Segment Start: Provided records
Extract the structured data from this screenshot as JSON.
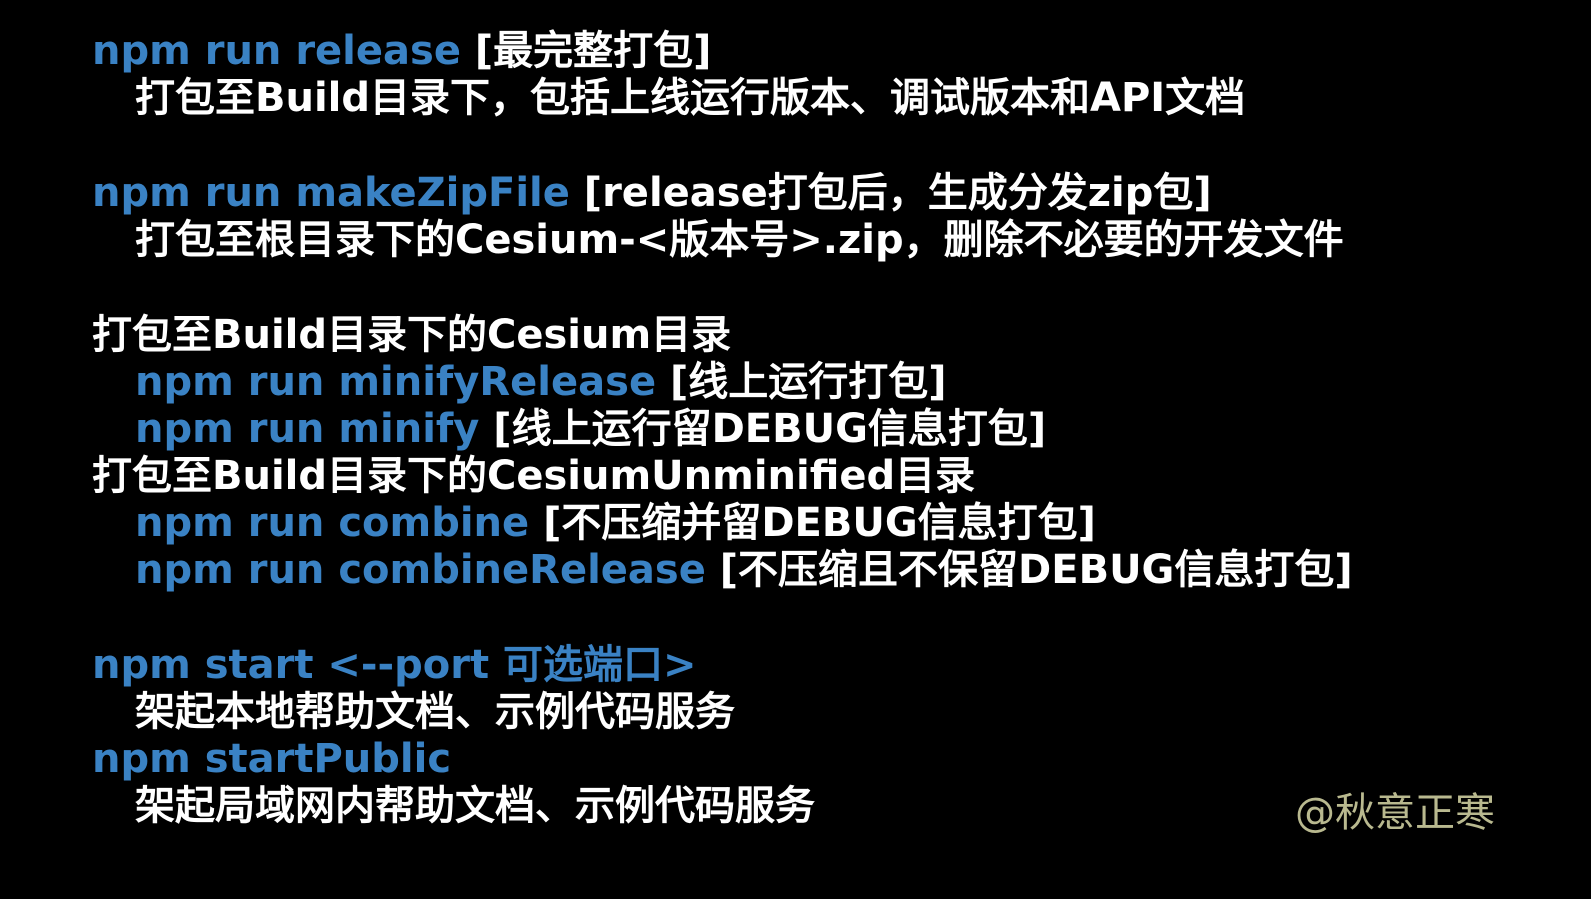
{
  "blocks": {
    "release": {
      "command": "npm run release",
      "tag": " [最完整打包]",
      "description": "打包至Build目录下，包括上线运行版本、调试版本和API文档"
    },
    "make_zip": {
      "command": "npm run makeZipFile",
      "tag": " [release打包后，生成分发zip包]",
      "description": "打包至根目录下的Cesium-<版本号>.zip，删除不必要的开发文件"
    },
    "cesium_dir": {
      "heading": "打包至Build目录下的Cesium目录",
      "items": [
        {
          "command": "npm run minifyRelease",
          "tag": " [线上运行打包]"
        },
        {
          "command": "npm run minify",
          "tag": " [线上运行留DEBUG信息打包]"
        }
      ]
    },
    "unminified_dir": {
      "heading": "打包至Build目录下的CesiumUnminified目录",
      "items": [
        {
          "command": "npm run combine",
          "tag": " [不压缩并留DEBUG信息打包]"
        },
        {
          "command": "npm run combineRelease",
          "tag": " [不压缩且不保留DEBUG信息打包]"
        }
      ]
    },
    "start": {
      "command": "npm start <--port 可选端口>",
      "description": "架起本地帮助文档、示例代码服务"
    },
    "start_public": {
      "command": "npm startPublic",
      "description": "架起局域网内帮助文档、示例代码服务"
    }
  },
  "watermark": "@秋意正寒",
  "colors": {
    "background": "#000000",
    "command": "#3a82c4",
    "text": "#ffffff",
    "watermark": "#b9b98f"
  }
}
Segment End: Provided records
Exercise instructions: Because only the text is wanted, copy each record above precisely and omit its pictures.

Solution:
Extract the structured data from this screenshot as JSON.
{
  "blocks": {
    "release": {
      "command": "npm run release",
      "tag": " [最完整打包]",
      "description": "打包至Build目录下，包括上线运行版本、调试版本和API文档"
    },
    "make_zip": {
      "command": "npm run makeZipFile",
      "tag": " [release打包后，生成分发zip包]",
      "description": "打包至根目录下的Cesium-<版本号>.zip，删除不必要的开发文件"
    },
    "cesium_dir": {
      "heading": "打包至Build目录下的Cesium目录",
      "items": [
        {
          "command": "npm run minifyRelease",
          "tag": " [线上运行打包]"
        },
        {
          "command": "npm run minify",
          "tag": " [线上运行留DEBUG信息打包]"
        }
      ]
    },
    "unminified_dir": {
      "heading": "打包至Build目录下的CesiumUnminified目录",
      "items": [
        {
          "command": "npm run combine",
          "tag": " [不压缩并留DEBUG信息打包]"
        },
        {
          "command": "npm run combineRelease",
          "tag": " [不压缩且不保留DEBUG信息打包]"
        }
      ]
    },
    "start": {
      "command": "npm start <--port 可选端口>",
      "description": "架起本地帮助文档、示例代码服务"
    },
    "start_public": {
      "command": "npm startPublic",
      "description": "架起局域网内帮助文档、示例代码服务"
    }
  },
  "watermark": "@秋意正寒",
  "colors": {
    "background": "#000000",
    "command": "#3a82c4",
    "text": "#ffffff",
    "watermark": "#b9b98f"
  }
}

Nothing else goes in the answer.